ACTION ITEM: The records that follow must be repeated exactly as they stand.

------ EXERCISE INPUTS ------

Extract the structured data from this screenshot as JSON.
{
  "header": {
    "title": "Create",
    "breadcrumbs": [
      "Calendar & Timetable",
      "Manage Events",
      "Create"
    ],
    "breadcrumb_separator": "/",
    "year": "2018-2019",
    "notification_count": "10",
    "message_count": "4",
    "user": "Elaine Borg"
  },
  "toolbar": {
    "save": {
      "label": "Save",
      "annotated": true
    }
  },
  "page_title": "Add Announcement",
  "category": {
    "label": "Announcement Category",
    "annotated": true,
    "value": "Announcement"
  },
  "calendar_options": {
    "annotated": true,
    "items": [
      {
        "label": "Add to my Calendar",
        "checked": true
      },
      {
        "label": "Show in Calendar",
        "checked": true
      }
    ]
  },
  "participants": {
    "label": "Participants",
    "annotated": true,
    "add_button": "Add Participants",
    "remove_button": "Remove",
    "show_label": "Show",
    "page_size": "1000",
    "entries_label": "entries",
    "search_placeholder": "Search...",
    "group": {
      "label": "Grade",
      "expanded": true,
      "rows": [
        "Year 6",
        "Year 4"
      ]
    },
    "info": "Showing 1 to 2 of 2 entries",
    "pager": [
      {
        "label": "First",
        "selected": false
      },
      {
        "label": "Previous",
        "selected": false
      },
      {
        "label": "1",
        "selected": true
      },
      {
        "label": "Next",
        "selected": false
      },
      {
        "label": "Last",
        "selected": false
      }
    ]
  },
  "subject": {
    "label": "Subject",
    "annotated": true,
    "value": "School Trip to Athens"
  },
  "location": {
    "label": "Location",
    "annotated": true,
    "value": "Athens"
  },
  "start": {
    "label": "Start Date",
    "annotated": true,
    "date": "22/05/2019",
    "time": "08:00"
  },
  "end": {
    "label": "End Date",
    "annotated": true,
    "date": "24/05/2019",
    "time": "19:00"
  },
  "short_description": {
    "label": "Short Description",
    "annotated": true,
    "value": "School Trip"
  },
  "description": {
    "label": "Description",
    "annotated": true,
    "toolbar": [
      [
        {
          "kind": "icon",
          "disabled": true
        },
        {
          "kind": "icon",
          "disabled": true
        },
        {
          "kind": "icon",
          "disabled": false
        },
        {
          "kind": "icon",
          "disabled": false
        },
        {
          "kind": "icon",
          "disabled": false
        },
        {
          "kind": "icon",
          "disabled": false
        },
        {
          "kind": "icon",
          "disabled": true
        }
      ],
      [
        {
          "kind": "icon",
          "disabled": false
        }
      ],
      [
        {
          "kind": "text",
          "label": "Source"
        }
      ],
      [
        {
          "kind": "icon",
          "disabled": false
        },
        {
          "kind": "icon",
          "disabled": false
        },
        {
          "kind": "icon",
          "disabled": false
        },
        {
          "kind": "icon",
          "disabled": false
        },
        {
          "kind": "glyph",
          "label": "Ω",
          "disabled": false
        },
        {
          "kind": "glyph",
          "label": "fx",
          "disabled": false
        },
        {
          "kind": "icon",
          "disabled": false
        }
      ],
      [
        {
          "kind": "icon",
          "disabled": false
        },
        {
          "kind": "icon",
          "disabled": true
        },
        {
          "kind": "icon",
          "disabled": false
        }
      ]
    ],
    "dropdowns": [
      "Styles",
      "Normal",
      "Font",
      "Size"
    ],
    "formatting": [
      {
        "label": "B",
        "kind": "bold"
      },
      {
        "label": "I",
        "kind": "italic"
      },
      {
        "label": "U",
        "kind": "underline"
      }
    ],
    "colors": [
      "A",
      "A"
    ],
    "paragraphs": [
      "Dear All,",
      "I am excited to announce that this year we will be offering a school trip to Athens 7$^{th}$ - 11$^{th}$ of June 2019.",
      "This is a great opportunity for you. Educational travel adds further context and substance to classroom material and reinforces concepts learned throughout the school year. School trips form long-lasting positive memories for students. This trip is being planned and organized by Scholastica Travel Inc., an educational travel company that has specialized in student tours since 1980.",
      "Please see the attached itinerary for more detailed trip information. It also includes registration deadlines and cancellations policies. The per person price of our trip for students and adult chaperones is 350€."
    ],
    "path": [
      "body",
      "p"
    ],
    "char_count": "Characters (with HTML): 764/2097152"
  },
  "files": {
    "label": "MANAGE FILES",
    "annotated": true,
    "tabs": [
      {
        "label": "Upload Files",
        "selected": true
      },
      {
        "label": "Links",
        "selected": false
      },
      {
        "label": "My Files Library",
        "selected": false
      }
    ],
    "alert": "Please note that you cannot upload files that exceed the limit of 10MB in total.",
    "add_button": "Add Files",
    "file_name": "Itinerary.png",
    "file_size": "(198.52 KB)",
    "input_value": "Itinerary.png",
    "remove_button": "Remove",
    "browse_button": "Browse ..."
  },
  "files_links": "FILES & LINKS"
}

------

RESPONSE BOX:
Extract the structured data from this screenshot as JSON.
{
  "header": {
    "title": "Create",
    "breadcrumbs": [
      "Calendar & Timetable",
      "Manage Events",
      "Create"
    ],
    "breadcrumb_separator": "/",
    "year": "2018-2019",
    "notification_count": "10",
    "message_count": "4",
    "user": "Elaine Borg"
  },
  "toolbar": {
    "save": {
      "label": "Save",
      "annotated": true
    }
  },
  "page_title": "Add Announcement",
  "category": {
    "label": "Announcement Category",
    "annotated": true,
    "value": "Announcement"
  },
  "calendar_options": {
    "annotated": true,
    "items": [
      {
        "label": "Add to my Calendar",
        "checked": true
      },
      {
        "label": "Show in Calendar",
        "checked": true
      }
    ]
  },
  "participants": {
    "label": "Participants",
    "annotated": true,
    "add_button": "Add Participants",
    "remove_button": "Remove",
    "show_label": "Show",
    "page_size": "1000",
    "entries_label": "entries",
    "search_placeholder": "Search...",
    "group": {
      "label": "Grade",
      "expanded": true,
      "rows": [
        "Year 6",
        "Year 4"
      ]
    },
    "info": "Showing 1 to 2 of 2 entries",
    "pager": [
      {
        "label": "First",
        "selected": false
      },
      {
        "label": "Previous",
        "selected": false
      },
      {
        "label": "1",
        "selected": true
      },
      {
        "label": "Next",
        "selected": false
      },
      {
        "label": "Last",
        "selected": false
      }
    ]
  },
  "subject": {
    "label": "Subject",
    "annotated": true,
    "value": "School Trip to Athens"
  },
  "location": {
    "label": "Location",
    "annotated": true,
    "value": "Athens"
  },
  "start": {
    "label": "Start Date",
    "annotated": true,
    "date": "22/05/2019",
    "time": "08:00"
  },
  "end": {
    "label": "End Date",
    "annotated": true,
    "date": "24/05/2019",
    "time": "19:00"
  },
  "short_description": {
    "label": "Short Description",
    "annotated": true,
    "value": "School Trip"
  },
  "description": {
    "label": "Description",
    "annotated": true,
    "toolbar": [
      [
        {
          "kind": "icon",
          "disabled": true
        },
        {
          "kind": "icon",
          "disabled": true
        },
        {
          "kind": "icon",
          "disabled": false
        },
        {
          "kind": "icon",
          "disabled": false
        },
        {
          "kind": "icon",
          "disabled": false
        },
        {
          "kind": "icon",
          "disabled": false
        },
        {
          "kind": "icon",
          "disabled": true
        }
      ],
      [
        {
          "kind": "icon",
          "disabled": false
        }
      ],
      [
        {
          "kind": "text",
          "label": "Source"
        }
      ],
      [
        {
          "kind": "icon",
          "disabled": false
        },
        {
          "kind": "icon",
          "disabled": false
        },
        {
          "kind": "icon",
          "disabled": false
        },
        {
          "kind": "icon",
          "disabled": false
        },
        {
          "kind": "glyph",
          "label": "Ω",
          "disabled": false
        },
        {
          "kind": "glyph",
          "label": "fx",
          "disabled": false
        },
        {
          "kind": "icon",
          "disabled": false
        }
      ],
      [
        {
          "kind": "icon",
          "disabled": false
        },
        {
          "kind": "icon",
          "disabled": true
        },
        {
          "kind": "icon",
          "disabled": false
        }
      ]
    ],
    "dropdowns": [
      "Styles",
      "Normal",
      "Font",
      "Size"
    ],
    "formatting": [
      {
        "label": "B",
        "kind": "bold"
      },
      {
        "label": "I",
        "kind": "italic"
      },
      {
        "label": "U",
        "kind": "underline"
      }
    ],
    "colors": [
      "A",
      "A"
    ],
    "paragraphs": [
      "Dear All,",
      "I am excited to announce that this year we will be offering a school trip to Athens 7$^{th}$ - 11$^{th}$ of June 2019.",
      "This is a great opportunity for you. Educational travel adds further context and substance to classroom material and reinforces concepts learned throughout the school year. School trips form long-lasting positive memories for students. This trip is being planned and organized by Scholastica Travel Inc., an educational travel company that has specialized in student tours since 1980.",
      "Please see the attached itinerary for more detailed trip information. It also includes registration deadlines and cancellations policies. The per person price of our trip for students and adult chaperones is 350€."
    ],
    "path": [
      "body",
      "p"
    ],
    "char_count": "Characters (with HTML): 764/2097152"
  },
  "files": {
    "label": "MANAGE FILES",
    "annotated": true,
    "tabs": [
      {
        "label": "Upload Files",
        "selected": true
      },
      {
        "label": "Links",
        "selected": false
      },
      {
        "label": "My Files Library",
        "selected": false
      }
    ],
    "alert": "Please note that you cannot upload files that exceed the limit of 10MB in total.",
    "add_button": "Add Files",
    "file_name": "Itinerary.png",
    "file_size": "(198.52 KB)",
    "input_value": "Itinerary.png",
    "remove_button": "Remove",
    "browse_button": "Browse ..."
  },
  "files_links": "FILES & LINKS"
}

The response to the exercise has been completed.